→ **Task goal**:
Identify each line below that contains the word "your", and copy it out.
---
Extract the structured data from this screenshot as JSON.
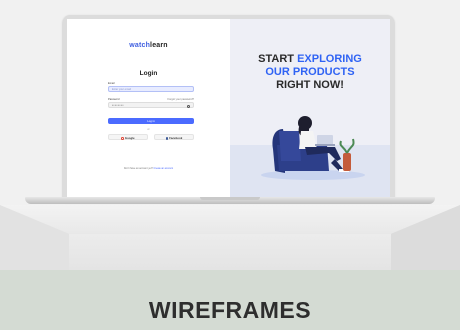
{
  "scene": {
    "footer_title": "WIREFRAMES"
  },
  "login": {
    "logo_part1": "watch",
    "logo_part2": "learn",
    "title": "Login",
    "email_label": "Email",
    "email_placeholder": "Enter your email",
    "password_label": "Password",
    "forgot_link": "Forgot your password?",
    "password_value": "••••••••",
    "login_button": "Log in",
    "or_text": "or",
    "google_button": "Google",
    "facebook_button": "Facebook",
    "signup_prompt": "Don't have an account yet?",
    "signup_link": "Create an account"
  },
  "promo": {
    "line1_plain": "START",
    "line1_accent": "EXPLORING",
    "line2_accent": "OUR PRODUCTS",
    "line3_plain": "RIGHT NOW!"
  },
  "colors": {
    "accent": "#2f63f4",
    "button": "#4b6bff",
    "promo_bg": "#eeeff6",
    "chair": "#2d3f8a"
  },
  "icons": [
    "eye-icon",
    "google-icon",
    "facebook-icon"
  ]
}
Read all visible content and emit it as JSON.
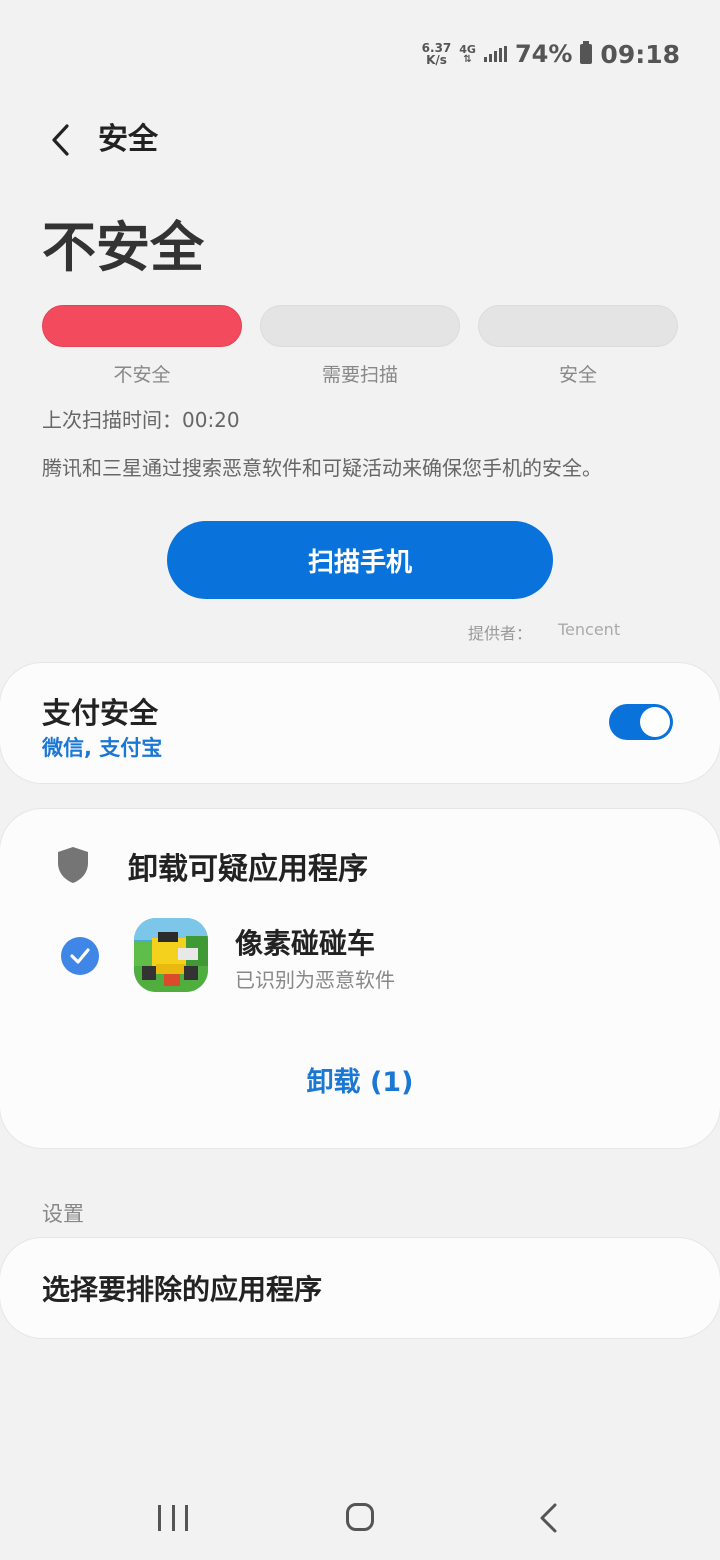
{
  "status_bar": {
    "net_speed_value": "6.37",
    "net_speed_unit": "K/s",
    "network_type": "4G",
    "battery": "74%",
    "time": "09:18"
  },
  "header": {
    "title": "安全"
  },
  "security": {
    "status": "不安全",
    "levels": [
      "不安全",
      "需要扫描",
      "安全"
    ],
    "active_level_index": 0,
    "last_scan": "上次扫描时间：00:20",
    "description": "腾讯和三星通过搜索恶意软件和可疑活动来确保您手机的安全。",
    "scan_button": "扫描手机",
    "provider_label": "提供者：",
    "provider_value": "Tencent"
  },
  "payment": {
    "title": "支付安全",
    "subtitle": "微信, 支付宝",
    "toggle_on": true
  },
  "suspicious": {
    "title": "卸载可疑应用程序",
    "apps": [
      {
        "name": "像素碰碰车",
        "status": "已识别为恶意软件",
        "checked": true
      }
    ],
    "uninstall_button": "卸载 (1)"
  },
  "settings": {
    "header": "设置",
    "exclude_apps": "选择要排除的应用程序"
  },
  "colors": {
    "accent": "#0a72db",
    "danger": "#f34a5d",
    "link": "#1a78d4"
  }
}
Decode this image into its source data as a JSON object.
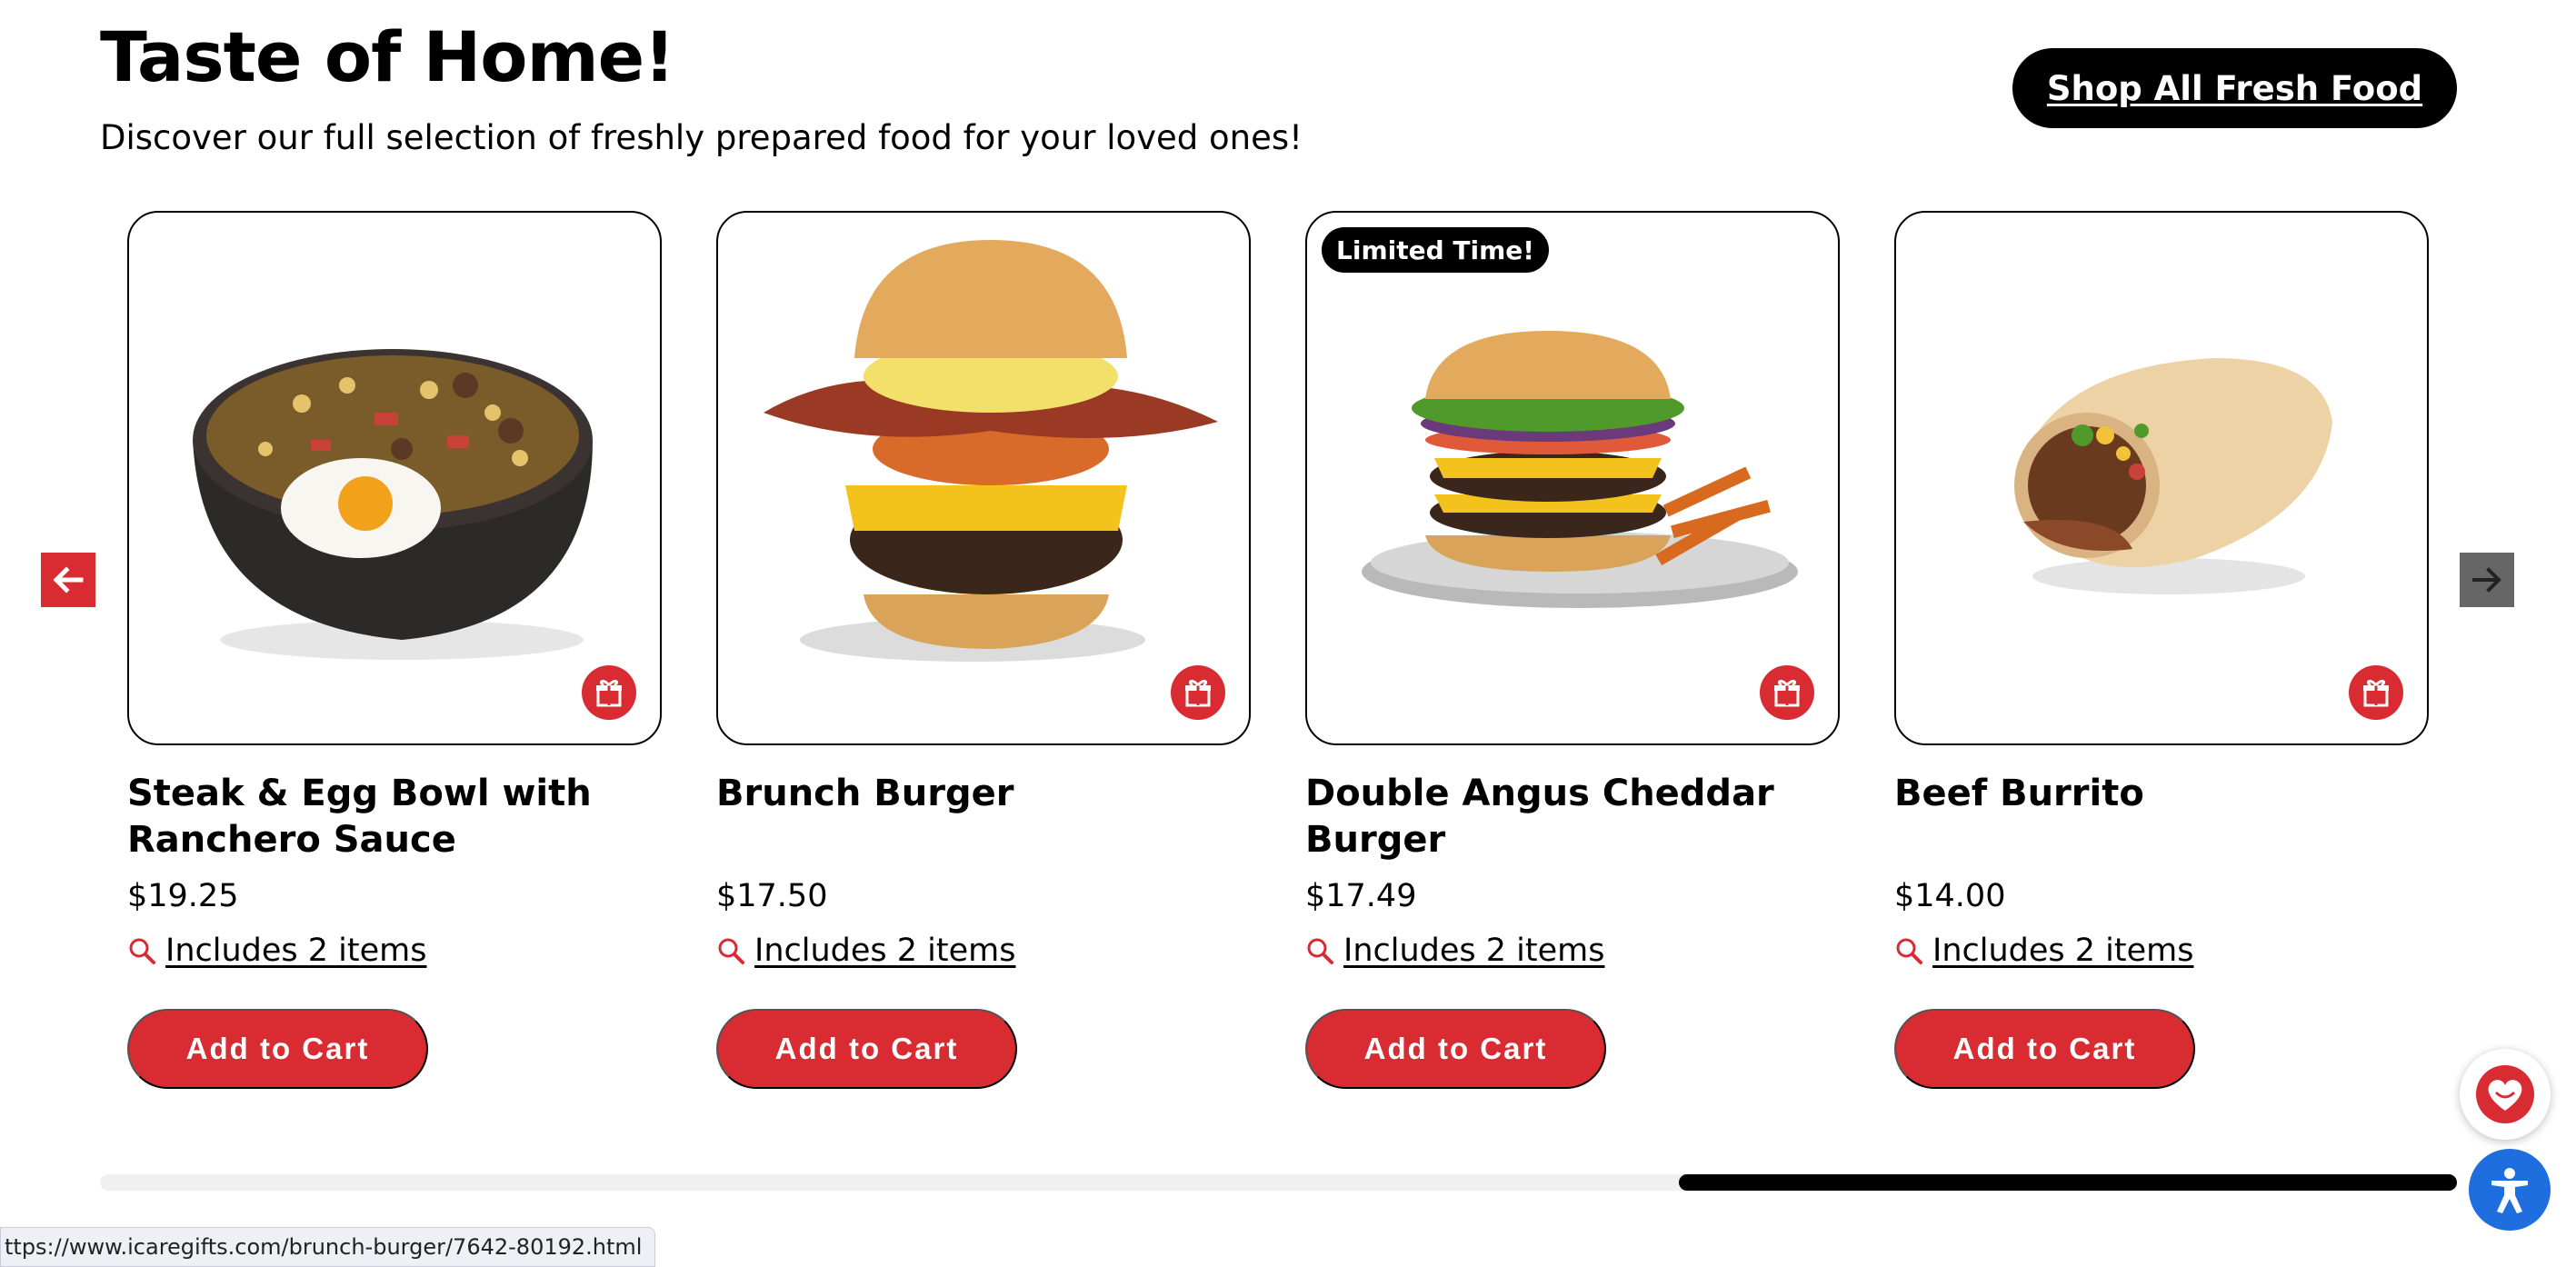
{
  "header": {
    "title": "Taste of Home!",
    "subtitle": "Discover our full selection of freshly prepared food for your loved ones!",
    "shop_all_label": "Shop All Fresh Food"
  },
  "products": [
    {
      "title": "Steak & Egg Bowl with Ranchero Sauce",
      "price": "$19.25",
      "includes": "Includes 2 items",
      "cta": "Add to Cart",
      "badge": ""
    },
    {
      "title": "Brunch Burger",
      "price": "$17.50",
      "includes": "Includes 2 items",
      "cta": "Add to Cart",
      "badge": ""
    },
    {
      "title": "Double Angus Cheddar Burger",
      "price": "$17.49",
      "includes": "Includes 2 items",
      "cta": "Add to Cart",
      "badge": "Limited Time!"
    },
    {
      "title": "Beef Burrito",
      "price": "$14.00",
      "includes": "Includes 2 items",
      "cta": "Add to Cart",
      "badge": ""
    }
  ],
  "carousel": {
    "scroll_position_fraction": 0.67
  },
  "status_bar": {
    "url": "ttps://www.icaregifts.com/brunch-burger/7642-80192.html"
  },
  "colors": {
    "accent_red": "#d82b32",
    "black": "#000000",
    "accessibility_blue": "#1f6ee0",
    "arrow_gray": "#666666"
  },
  "icons": [
    "arrow-left-icon",
    "arrow-right-icon",
    "gift-icon",
    "search-icon",
    "heart-icon",
    "accessibility-icon"
  ]
}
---
→ **Result of this task**:
    "email_placeholder": "Enter your email",
    "forgot_link": "Forgot your password?",
    "subtitle": "Discover our full selection of freshly prepared food for your loved ones!",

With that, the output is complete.